▼

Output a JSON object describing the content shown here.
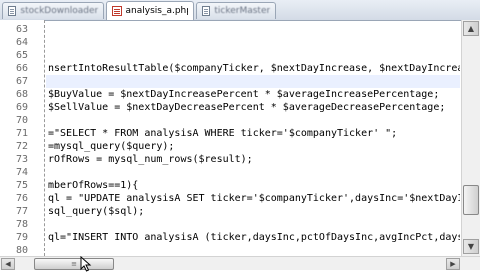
{
  "tabs": [
    {
      "label": "stockDownloader.php",
      "active": false
    },
    {
      "label": "analysis_a.php",
      "active": true
    },
    {
      "label": "tickerMaster.txt",
      "active": false
    }
  ],
  "line_numbers": [
    "63",
    "64",
    "65",
    "66",
    "67",
    "68",
    "69",
    "70",
    "71",
    "72",
    "73",
    "74",
    "75",
    "76",
    "77",
    "78",
    "79",
    "80"
  ],
  "code_lines": [
    "",
    "",
    "",
    "nsertIntoResultTable($companyTicker, $nextDayIncrease, $nextDayIncrea",
    "",
    "$BuyValue = $nextDayIncreasePercent * $averageIncreasePercentage;",
    "$SellValue = $nextDayDecreasePercent * $averageDecreasePercentage;",
    "",
    "=\"SELECT * FROM analysisA WHERE ticker='$companyTicker' \";",
    "=mysql_query($query);",
    "rOfRows = mysql_num_rows($result);",
    "",
    "mberOfRows==1){",
    "ql = \"UPDATE analysisA SET ticker='$companyTicker',daysInc='$nextDayI",
    "sql_query($sql);",
    "",
    "ql=\"INSERT INTO analysisA (ticker,daysInc,pctOfDaysInc,avgIncPct,days",
    ""
  ],
  "colors": {
    "current_line": "#eaf0ff",
    "gutter_text": "#6b6b6b"
  },
  "scroll_grip": "≡"
}
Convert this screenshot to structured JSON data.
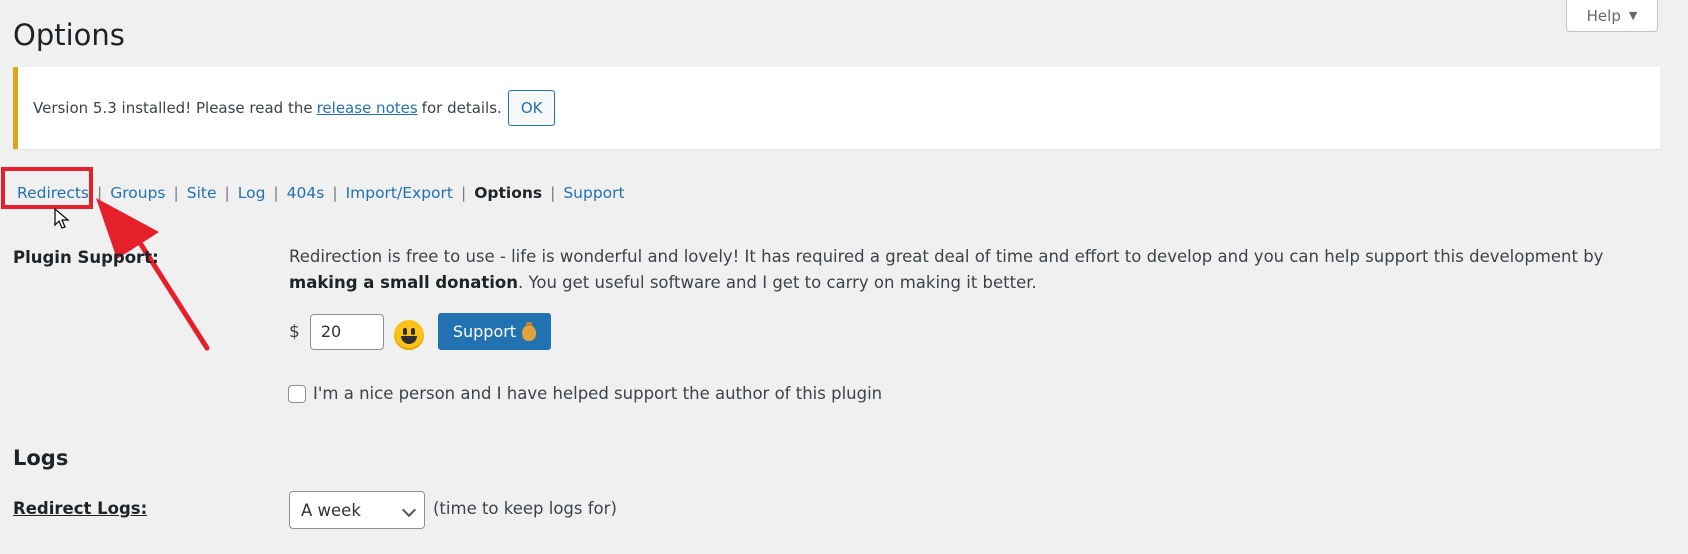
{
  "page": {
    "title": "Options"
  },
  "header": {
    "help_label": "Help"
  },
  "notice": {
    "text_before": "Version 5.3 installed! Please read the",
    "link_text": "release notes",
    "text_after": "for details.",
    "ok_label": "OK",
    "border_color": "#dba617"
  },
  "subnav": {
    "items": [
      {
        "label": "Redirects",
        "current": false
      },
      {
        "label": "Groups",
        "current": false
      },
      {
        "label": "Site",
        "current": false
      },
      {
        "label": "Log",
        "current": false
      },
      {
        "label": "404s",
        "current": false
      },
      {
        "label": "Import/Export",
        "current": false
      },
      {
        "label": "Options",
        "current": true
      },
      {
        "label": "Support",
        "current": false
      }
    ],
    "separator": "|"
  },
  "plugin_support": {
    "label": "Plugin Support:",
    "text_before": "Redirection is free to use - life is wonderful and lovely! It has required a great deal of time and effort to develop and you can help support this development by",
    "text_bold": "making a small donation",
    "text_after": ". You get useful software and I get to carry on making it better.",
    "currency": "$",
    "amount": "20",
    "smiley_icon": "grinning-face-icon",
    "support_button_label": "Support",
    "support_button_icon": "money-bag-icon",
    "checkbox_label": "I'm a nice person and I have helped support the author of this plugin",
    "checkbox_checked": false
  },
  "logs": {
    "section_title": "Logs",
    "redirect_logs_label": "Redirect Logs:",
    "redirect_logs_value": "A week",
    "redirect_logs_hint": "(time to keep logs for)"
  },
  "annotation": {
    "highlight_color": "#e5202b",
    "highlighted_item": "Redirects"
  },
  "colors": {
    "link": "#2271b1",
    "background": "#f0f0f1",
    "primary_button": "#2271b1"
  }
}
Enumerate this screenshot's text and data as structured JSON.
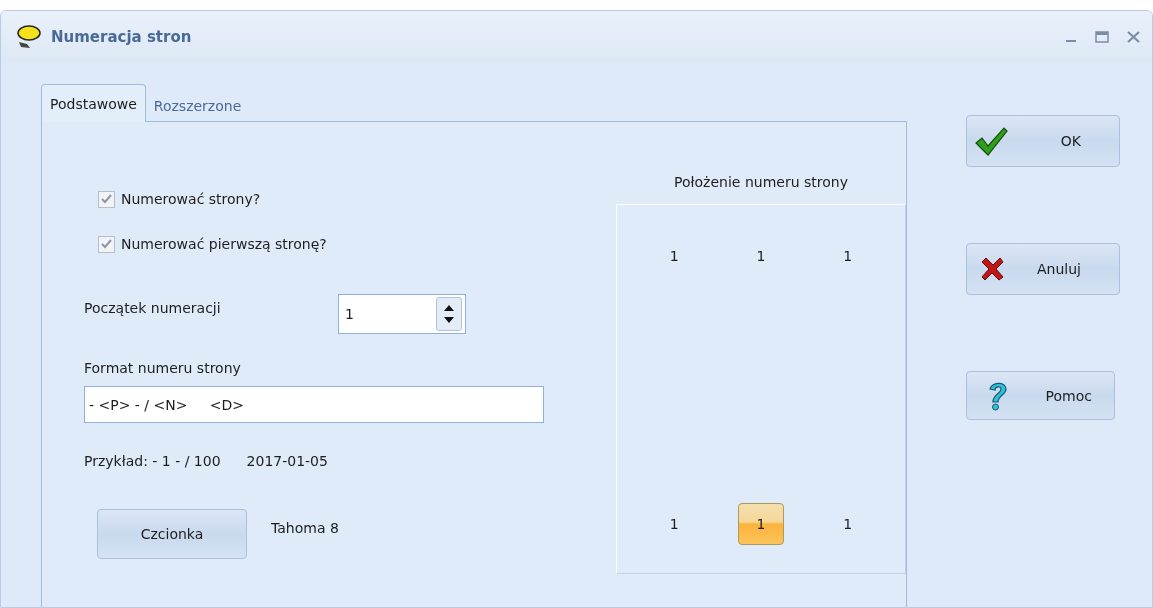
{
  "window": {
    "title": "Numeracja stron"
  },
  "tabs": [
    {
      "label": "Podstawowe",
      "selected": true
    },
    {
      "label": "Rozszerzone",
      "selected": false
    }
  ],
  "checkboxes": [
    {
      "label": "Numerować strony?",
      "checked": true
    },
    {
      "label": "Numerować pierwszą stronę?",
      "checked": true
    }
  ],
  "start": {
    "label": "Początek numeracji",
    "value": "1"
  },
  "format": {
    "label": "Format numeru strony",
    "value": "- <P> - / <N>     <D>"
  },
  "example": {
    "label": "Przykład: - 1 - / 100",
    "date": "2017-01-05"
  },
  "font": {
    "button": "Czcionka",
    "name": "Tahoma 8"
  },
  "position": {
    "title": "Położenie numeru strony",
    "cells": [
      {
        "label": "1",
        "selected": false
      },
      {
        "label": "1",
        "selected": false
      },
      {
        "label": "1",
        "selected": false
      },
      {
        "label": "1",
        "selected": false
      },
      {
        "label": "1",
        "selected": true
      },
      {
        "label": "1",
        "selected": false
      }
    ]
  },
  "buttons": [
    {
      "label": "OK",
      "kind": "ok"
    },
    {
      "label": "Anuluj",
      "kind": "cancel"
    },
    {
      "label": "Pomoc",
      "kind": "help"
    }
  ]
}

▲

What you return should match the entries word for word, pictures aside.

Your solution
Output a JSON object describing the content shown here.
{
  "tabs": [
    {
      "label": "stockDownloader.php",
      "active": false
    },
    {
      "label": "analysis_a.php",
      "active": true
    },
    {
      "label": "tickerMaster.txt",
      "active": false
    }
  ],
  "line_numbers": [
    "63",
    "64",
    "65",
    "66",
    "67",
    "68",
    "69",
    "70",
    "71",
    "72",
    "73",
    "74",
    "75",
    "76",
    "77",
    "78",
    "79",
    "80"
  ],
  "code_lines": [
    "",
    "",
    "",
    "nsertIntoResultTable($companyTicker, $nextDayIncrease, $nextDayIncrea",
    "",
    "$BuyValue = $nextDayIncreasePercent * $averageIncreasePercentage;",
    "$SellValue = $nextDayDecreasePercent * $averageDecreasePercentage;",
    "",
    "=\"SELECT * FROM analysisA WHERE ticker='$companyTicker' \";",
    "=mysql_query($query);",
    "rOfRows = mysql_num_rows($result);",
    "",
    "mberOfRows==1){",
    "ql = \"UPDATE analysisA SET ticker='$companyTicker',daysInc='$nextDayI",
    "sql_query($sql);",
    "",
    "ql=\"INSERT INTO analysisA (ticker,daysInc,pctOfDaysInc,avgIncPct,days",
    ""
  ],
  "colors": {
    "current_line": "#eaf0ff",
    "gutter_text": "#6b6b6b"
  },
  "scroll_grip": "≡"
}
Convert this screenshot to structured JSON data.
{
  "page": {
    "title": "Options"
  },
  "header": {
    "help_label": "Help"
  },
  "notice": {
    "text_before": "Version 5.3 installed! Please read the",
    "link_text": "release notes",
    "text_after": "for details.",
    "ok_label": "OK",
    "border_color": "#dba617"
  },
  "subnav": {
    "items": [
      {
        "label": "Redirects",
        "current": false
      },
      {
        "label": "Groups",
        "current": false
      },
      {
        "label": "Site",
        "current": false
      },
      {
        "label": "Log",
        "current": false
      },
      {
        "label": "404s",
        "current": false
      },
      {
        "label": "Import/Export",
        "current": false
      },
      {
        "label": "Options",
        "current": true
      },
      {
        "label": "Support",
        "current": false
      }
    ],
    "separator": "|"
  },
  "plugin_support": {
    "label": "Plugin Support:",
    "text_before": "Redirection is free to use - life is wonderful and lovely! It has required a great deal of time and effort to develop and you can help support this development by",
    "text_bold": "making a small donation",
    "text_after": ". You get useful software and I get to carry on making it better.",
    "currency": "$",
    "amount": "20",
    "smiley_icon": "grinning-face-icon",
    "support_button_label": "Support",
    "support_button_icon": "money-bag-icon",
    "checkbox_label": "I'm a nice person and I have helped support the author of this plugin",
    "checkbox_checked": false
  },
  "logs": {
    "section_title": "Logs",
    "redirect_logs_label": "Redirect Logs:",
    "redirect_logs_value": "A week",
    "redirect_logs_hint": "(time to keep logs for)"
  },
  "annotation": {
    "highlight_color": "#e5202b",
    "highlighted_item": "Redirects"
  },
  "colors": {
    "link": "#2271b1",
    "background": "#f0f0f1",
    "primary_button": "#2271b1"
  }
}
Enumerate this screenshot's text and data as structured JSON.
{
  "window": {
    "title": "Numeracja stron"
  },
  "tabs": [
    {
      "label": "Podstawowe",
      "selected": true
    },
    {
      "label": "Rozszerzone",
      "selected": false
    }
  ],
  "checkboxes": [
    {
      "label": "Numerować strony?",
      "checked": true
    },
    {
      "label": "Numerować pierwszą stronę?",
      "checked": true
    }
  ],
  "start": {
    "label": "Początek numeracji",
    "value": "1"
  },
  "format": {
    "label": "Format numeru strony",
    "value": "- <P> - / <N>     <D>"
  },
  "example": {
    "label": "Przykład: - 1 - / 100",
    "date": "2017-01-05"
  },
  "font": {
    "button": "Czcionka",
    "name": "Tahoma 8"
  },
  "position": {
    "title": "Położenie numeru strony",
    "cells": [
      {
        "label": "1",
        "selected": false
      },
      {
        "label": "1",
        "selected": false
      },
      {
        "label": "1",
        "selected": false
      },
      {
        "label": "1",
        "selected": false
      },
      {
        "label": "1",
        "selected": true
      },
      {
        "label": "1",
        "selected": false
      }
    ]
  },
  "buttons": [
    {
      "label": "OK",
      "kind": "ok"
    },
    {
      "label": "Anuluj",
      "kind": "cancel"
    },
    {
      "label": "Pomoc",
      "kind": "help"
    }
  ]
}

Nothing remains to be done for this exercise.